Whether your piece is finished or you just have an idea to discuss, drop a line to Community Editor Caroline Bauman at cbauman@chalkbeat.org.

But first, check out these top First Person pieces from Tennesseans in 2017:

My high school told me to apply to 100 colleges — and I almost lost myself in the process

“A counselor never tried to determine what the absolute best school for me would be. I wasted a lot of time, money and resources trying to figure that out. And I almost lost myself in the process.” —Anisah Karim     

Why I’m not anxious about where my kids go to school — but do worry about the segregation that surrounds us

“In fact, it will be a good thing for my boys to learn alongside children who are different from them in many ways — that is one advantage they will have that I did not, attending parochial schools in a lily-white suburb.” —Mary Jo Cramb

I covered Tennessee’s ed beat for Chalkbeat. Here’s what I learned.

“Apathy is often cited as a major problem facing education. That’s not the case in Tennessee.” —Grace Tatter

I went viral for walking my students home from school in Memphis. Here’s what got lost in the shuffle.

“When #blacklivesmatter is a controversial statement; when our black male students have a one in three chance of facing jail time; when kids in Memphis raised in the bottom fifth of the socioeconomic bracket have a 2.6 percent chance of climbing to the top fifth — our walking students home does not fix that, either.” —Carl Schneider

I think traditional public schools are the backbone of democracy. My child attends a charter school. Let’s talk.

“It was a complicated choice to make. The dialogue around school choice in Nashville, though, doesn’t often include much nuance — or many voices of parents like me.” —Aidan Hoyal

I grew up near Charlottesville and got a misleading education about Civil War history. Students deserve better.

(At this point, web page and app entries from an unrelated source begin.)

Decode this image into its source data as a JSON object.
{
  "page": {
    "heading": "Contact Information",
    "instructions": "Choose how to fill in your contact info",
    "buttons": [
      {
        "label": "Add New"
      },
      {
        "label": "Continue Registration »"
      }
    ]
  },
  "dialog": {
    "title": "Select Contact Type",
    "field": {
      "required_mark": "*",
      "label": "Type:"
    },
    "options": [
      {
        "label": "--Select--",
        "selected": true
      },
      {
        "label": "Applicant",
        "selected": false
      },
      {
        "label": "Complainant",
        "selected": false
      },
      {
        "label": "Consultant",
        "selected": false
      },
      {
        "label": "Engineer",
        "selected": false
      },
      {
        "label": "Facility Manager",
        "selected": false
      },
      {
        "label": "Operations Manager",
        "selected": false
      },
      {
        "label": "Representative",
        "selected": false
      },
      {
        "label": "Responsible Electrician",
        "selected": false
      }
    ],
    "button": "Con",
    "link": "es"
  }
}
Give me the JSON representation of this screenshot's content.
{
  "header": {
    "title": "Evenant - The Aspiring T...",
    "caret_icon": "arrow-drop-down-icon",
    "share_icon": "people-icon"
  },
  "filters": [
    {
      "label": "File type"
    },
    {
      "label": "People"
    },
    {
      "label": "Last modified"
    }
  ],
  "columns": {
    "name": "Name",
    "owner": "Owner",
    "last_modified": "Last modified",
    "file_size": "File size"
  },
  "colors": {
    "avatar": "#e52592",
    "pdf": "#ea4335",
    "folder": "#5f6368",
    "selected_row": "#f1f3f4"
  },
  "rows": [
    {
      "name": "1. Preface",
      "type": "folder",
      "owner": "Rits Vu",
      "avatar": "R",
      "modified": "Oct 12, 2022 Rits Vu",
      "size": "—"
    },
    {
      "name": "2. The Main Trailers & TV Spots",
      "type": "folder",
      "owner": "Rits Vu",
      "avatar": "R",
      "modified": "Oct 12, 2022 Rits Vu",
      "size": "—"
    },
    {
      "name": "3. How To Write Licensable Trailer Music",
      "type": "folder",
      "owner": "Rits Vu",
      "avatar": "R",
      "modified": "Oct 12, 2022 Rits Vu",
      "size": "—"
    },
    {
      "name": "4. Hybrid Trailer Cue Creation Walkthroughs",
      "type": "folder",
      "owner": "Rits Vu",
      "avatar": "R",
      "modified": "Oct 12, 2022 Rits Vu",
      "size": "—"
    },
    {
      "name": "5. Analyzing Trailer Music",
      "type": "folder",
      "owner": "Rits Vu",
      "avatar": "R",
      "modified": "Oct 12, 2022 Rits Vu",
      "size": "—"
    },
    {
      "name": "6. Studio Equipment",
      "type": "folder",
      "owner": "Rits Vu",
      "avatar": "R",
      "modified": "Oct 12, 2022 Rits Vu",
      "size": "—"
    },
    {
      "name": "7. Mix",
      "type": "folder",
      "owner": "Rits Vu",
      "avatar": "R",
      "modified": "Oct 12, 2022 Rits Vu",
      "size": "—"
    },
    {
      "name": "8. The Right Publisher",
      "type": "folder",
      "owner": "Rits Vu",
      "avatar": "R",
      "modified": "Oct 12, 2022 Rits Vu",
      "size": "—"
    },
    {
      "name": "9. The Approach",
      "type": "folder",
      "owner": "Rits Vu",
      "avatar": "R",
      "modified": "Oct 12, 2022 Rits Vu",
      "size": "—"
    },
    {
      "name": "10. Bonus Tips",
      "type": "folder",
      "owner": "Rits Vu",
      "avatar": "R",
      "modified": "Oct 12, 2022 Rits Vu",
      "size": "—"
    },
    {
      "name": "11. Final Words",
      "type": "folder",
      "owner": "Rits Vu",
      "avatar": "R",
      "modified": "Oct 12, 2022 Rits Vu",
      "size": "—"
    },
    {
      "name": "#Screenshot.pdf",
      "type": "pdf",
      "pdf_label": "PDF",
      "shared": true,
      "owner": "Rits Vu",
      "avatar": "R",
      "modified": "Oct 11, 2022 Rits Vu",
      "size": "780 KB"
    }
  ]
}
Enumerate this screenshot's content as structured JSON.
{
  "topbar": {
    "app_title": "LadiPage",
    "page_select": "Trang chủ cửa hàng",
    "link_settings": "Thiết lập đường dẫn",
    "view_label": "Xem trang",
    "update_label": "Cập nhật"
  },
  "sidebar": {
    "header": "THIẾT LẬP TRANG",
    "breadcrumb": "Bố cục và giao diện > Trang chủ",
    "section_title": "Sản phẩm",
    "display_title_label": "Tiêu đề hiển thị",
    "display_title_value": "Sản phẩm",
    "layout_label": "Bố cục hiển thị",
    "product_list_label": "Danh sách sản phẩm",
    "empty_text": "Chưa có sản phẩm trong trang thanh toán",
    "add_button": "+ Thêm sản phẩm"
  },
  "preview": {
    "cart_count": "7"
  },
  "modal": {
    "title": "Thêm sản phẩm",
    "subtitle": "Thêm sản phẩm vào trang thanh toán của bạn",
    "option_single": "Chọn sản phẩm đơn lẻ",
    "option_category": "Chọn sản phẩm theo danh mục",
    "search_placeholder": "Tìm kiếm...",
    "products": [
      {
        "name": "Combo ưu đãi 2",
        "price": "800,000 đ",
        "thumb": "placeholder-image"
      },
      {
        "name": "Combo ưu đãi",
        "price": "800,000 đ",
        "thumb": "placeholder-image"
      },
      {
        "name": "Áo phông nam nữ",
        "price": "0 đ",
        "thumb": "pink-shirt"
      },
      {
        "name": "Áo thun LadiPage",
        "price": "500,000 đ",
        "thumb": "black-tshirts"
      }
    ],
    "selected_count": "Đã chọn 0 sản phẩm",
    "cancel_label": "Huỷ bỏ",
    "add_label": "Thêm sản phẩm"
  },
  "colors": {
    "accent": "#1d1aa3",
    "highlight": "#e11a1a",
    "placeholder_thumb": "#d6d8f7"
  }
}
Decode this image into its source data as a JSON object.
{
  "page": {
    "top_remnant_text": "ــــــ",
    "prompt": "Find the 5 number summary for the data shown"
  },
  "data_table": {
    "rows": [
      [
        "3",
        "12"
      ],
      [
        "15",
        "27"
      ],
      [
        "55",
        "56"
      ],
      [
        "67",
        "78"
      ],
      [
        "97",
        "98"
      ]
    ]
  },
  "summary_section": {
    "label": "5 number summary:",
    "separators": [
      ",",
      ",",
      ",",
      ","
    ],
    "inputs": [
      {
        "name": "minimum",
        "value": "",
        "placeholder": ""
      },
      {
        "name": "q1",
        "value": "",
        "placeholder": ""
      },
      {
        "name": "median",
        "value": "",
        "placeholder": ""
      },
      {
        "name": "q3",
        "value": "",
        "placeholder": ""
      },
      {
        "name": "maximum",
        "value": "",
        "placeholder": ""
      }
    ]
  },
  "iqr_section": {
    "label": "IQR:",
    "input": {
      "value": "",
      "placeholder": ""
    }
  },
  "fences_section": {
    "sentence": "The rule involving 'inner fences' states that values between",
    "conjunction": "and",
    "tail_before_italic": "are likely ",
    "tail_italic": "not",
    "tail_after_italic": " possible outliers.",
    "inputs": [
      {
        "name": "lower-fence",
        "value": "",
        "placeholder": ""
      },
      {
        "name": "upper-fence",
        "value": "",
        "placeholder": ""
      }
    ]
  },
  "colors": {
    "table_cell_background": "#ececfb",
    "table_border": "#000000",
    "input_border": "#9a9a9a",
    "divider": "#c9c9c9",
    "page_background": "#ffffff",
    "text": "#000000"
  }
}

“In my classroom discussions, the impetus for the Civil War was resigned to a debate over the balance of power between federal and state governments. Slavery was taught as a footnote to the cause of the war.” —Laura Faith Kebede